╔══
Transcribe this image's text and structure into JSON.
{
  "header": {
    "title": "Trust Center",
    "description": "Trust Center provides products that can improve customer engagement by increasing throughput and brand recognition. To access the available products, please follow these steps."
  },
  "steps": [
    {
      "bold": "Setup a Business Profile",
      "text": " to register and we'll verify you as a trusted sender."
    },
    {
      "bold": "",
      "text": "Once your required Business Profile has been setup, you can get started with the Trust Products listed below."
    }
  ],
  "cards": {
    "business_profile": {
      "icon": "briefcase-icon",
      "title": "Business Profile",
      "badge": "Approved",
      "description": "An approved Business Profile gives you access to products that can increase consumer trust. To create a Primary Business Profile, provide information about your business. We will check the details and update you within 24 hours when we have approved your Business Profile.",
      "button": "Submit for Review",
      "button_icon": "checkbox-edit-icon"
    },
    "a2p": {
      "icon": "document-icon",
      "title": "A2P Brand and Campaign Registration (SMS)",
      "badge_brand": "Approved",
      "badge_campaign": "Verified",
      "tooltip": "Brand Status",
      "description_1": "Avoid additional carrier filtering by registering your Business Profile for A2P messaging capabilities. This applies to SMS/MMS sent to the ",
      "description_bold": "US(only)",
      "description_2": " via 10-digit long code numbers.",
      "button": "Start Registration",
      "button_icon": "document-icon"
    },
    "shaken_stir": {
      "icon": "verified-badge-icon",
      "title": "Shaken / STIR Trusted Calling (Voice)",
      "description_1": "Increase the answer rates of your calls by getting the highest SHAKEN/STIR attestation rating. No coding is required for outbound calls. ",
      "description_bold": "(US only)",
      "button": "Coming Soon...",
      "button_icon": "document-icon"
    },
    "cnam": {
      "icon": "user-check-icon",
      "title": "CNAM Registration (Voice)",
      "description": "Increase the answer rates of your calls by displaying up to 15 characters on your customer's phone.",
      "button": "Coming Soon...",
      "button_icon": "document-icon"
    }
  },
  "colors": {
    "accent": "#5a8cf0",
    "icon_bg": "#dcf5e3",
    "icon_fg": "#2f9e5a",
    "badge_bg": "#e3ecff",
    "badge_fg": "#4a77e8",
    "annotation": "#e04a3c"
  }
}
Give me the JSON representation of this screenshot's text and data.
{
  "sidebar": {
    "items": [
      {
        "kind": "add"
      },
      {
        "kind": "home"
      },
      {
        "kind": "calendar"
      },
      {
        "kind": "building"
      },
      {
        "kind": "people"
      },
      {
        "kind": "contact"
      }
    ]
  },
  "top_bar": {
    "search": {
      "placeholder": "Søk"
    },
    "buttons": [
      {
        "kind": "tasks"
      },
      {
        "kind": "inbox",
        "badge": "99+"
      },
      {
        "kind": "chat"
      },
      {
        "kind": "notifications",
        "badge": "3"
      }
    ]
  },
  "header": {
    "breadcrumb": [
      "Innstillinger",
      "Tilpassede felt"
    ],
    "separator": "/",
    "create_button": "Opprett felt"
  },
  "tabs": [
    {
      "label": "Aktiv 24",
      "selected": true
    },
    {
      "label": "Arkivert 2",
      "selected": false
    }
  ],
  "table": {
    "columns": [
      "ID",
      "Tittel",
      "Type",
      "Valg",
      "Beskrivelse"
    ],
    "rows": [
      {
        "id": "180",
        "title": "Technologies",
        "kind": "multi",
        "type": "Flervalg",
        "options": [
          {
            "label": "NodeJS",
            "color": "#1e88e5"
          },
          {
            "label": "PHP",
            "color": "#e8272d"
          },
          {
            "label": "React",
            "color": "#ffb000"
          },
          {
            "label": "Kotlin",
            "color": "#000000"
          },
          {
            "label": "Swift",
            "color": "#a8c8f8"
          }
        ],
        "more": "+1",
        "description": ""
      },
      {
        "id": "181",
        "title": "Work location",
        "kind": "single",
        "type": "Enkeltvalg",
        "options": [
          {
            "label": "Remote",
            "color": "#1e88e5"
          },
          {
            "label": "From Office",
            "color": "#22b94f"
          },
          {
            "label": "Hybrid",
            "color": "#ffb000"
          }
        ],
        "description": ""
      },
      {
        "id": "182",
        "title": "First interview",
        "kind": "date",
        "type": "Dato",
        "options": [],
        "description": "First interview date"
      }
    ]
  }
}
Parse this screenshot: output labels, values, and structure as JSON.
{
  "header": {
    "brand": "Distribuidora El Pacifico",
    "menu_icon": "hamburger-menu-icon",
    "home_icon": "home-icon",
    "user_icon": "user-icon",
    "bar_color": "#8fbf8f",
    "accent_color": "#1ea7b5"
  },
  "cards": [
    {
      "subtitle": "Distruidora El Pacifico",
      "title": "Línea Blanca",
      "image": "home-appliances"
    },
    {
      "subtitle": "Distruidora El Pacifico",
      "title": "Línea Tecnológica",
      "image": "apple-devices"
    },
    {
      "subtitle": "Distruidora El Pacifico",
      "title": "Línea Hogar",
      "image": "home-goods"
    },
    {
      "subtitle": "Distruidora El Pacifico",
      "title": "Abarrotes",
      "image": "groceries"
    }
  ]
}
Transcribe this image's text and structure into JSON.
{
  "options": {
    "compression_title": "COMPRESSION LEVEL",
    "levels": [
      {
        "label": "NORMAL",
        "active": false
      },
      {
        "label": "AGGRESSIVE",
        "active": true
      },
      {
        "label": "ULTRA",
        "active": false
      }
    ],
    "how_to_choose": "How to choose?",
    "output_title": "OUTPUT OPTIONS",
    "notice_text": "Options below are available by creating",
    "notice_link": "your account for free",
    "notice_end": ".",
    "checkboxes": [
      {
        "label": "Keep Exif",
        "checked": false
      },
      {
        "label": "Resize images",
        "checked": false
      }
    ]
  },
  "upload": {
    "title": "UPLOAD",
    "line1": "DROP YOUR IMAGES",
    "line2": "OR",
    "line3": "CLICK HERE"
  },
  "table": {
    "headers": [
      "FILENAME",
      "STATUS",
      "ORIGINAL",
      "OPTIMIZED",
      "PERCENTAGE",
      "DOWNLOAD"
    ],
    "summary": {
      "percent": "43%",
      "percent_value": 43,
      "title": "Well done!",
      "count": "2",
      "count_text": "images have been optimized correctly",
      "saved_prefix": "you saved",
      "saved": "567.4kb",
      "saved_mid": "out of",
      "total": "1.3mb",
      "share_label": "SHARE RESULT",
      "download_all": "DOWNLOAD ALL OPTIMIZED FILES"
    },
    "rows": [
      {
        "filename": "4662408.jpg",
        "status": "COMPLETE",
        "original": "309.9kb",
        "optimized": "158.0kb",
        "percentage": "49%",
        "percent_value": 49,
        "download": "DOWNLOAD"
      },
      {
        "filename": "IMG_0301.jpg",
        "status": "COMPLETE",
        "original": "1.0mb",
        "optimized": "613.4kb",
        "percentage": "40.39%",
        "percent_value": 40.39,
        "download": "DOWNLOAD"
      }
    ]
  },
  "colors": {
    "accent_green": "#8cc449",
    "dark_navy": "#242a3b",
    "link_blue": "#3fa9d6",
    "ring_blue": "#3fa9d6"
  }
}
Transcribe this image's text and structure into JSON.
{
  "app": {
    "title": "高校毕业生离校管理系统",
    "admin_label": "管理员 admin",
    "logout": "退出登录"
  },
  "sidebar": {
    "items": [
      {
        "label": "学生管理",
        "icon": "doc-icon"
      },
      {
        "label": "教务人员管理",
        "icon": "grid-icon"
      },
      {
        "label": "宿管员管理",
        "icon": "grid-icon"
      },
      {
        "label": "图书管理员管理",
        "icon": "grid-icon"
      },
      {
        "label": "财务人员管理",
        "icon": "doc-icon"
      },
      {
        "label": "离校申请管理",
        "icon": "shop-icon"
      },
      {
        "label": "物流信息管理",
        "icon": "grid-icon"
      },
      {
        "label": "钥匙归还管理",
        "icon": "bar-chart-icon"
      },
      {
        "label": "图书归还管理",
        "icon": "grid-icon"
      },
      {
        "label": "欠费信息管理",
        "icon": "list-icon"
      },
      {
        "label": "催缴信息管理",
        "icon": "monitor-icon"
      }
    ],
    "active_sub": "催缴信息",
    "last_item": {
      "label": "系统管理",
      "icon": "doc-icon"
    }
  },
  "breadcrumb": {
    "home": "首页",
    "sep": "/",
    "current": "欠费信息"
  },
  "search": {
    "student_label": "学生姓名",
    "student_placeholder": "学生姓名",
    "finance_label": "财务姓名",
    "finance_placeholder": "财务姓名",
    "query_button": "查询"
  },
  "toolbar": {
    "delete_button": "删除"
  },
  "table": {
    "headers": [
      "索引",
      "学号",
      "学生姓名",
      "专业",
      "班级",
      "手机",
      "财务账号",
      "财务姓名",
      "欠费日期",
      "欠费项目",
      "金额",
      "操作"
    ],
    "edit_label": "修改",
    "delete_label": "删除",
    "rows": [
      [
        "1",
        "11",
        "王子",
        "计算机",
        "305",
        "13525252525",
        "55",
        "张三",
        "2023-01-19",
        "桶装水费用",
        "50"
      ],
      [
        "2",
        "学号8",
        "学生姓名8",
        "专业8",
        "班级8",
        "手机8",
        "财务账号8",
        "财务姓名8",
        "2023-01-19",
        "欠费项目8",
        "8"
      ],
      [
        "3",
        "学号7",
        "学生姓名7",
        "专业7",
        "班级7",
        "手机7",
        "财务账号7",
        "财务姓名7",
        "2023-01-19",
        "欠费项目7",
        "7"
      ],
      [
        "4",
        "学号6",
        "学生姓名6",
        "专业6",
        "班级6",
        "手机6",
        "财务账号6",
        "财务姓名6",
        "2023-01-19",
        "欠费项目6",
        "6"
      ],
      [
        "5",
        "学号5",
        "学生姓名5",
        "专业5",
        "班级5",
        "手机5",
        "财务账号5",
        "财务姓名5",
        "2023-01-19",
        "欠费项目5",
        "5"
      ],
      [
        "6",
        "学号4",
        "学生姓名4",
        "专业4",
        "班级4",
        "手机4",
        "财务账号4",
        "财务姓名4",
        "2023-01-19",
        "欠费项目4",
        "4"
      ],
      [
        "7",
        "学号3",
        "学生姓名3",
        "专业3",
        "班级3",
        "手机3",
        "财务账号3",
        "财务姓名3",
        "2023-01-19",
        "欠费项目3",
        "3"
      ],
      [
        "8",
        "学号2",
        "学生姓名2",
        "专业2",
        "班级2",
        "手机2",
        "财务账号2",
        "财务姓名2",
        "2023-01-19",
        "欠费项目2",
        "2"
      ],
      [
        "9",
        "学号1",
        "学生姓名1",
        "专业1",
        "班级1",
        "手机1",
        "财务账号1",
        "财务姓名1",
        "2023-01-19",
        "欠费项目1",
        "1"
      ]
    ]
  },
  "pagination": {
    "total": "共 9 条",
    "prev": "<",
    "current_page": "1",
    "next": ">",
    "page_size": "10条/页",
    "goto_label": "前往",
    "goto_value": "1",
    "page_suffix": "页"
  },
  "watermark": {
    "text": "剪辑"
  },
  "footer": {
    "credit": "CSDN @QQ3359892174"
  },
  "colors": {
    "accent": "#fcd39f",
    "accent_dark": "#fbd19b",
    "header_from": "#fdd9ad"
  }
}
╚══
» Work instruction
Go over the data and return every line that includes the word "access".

» Task response
    "description": "Trust Center provides products that can improve customer engagement by increasing throughput and brand recognition. To access the available products, please follow these steps."
      "description": "An approved Business Profile gives you access to products that can increase consumer trust. To create a Primary Business Profile, provide information about your business. We will check the details and update you within 24 hours when we have approved your Business Profile.",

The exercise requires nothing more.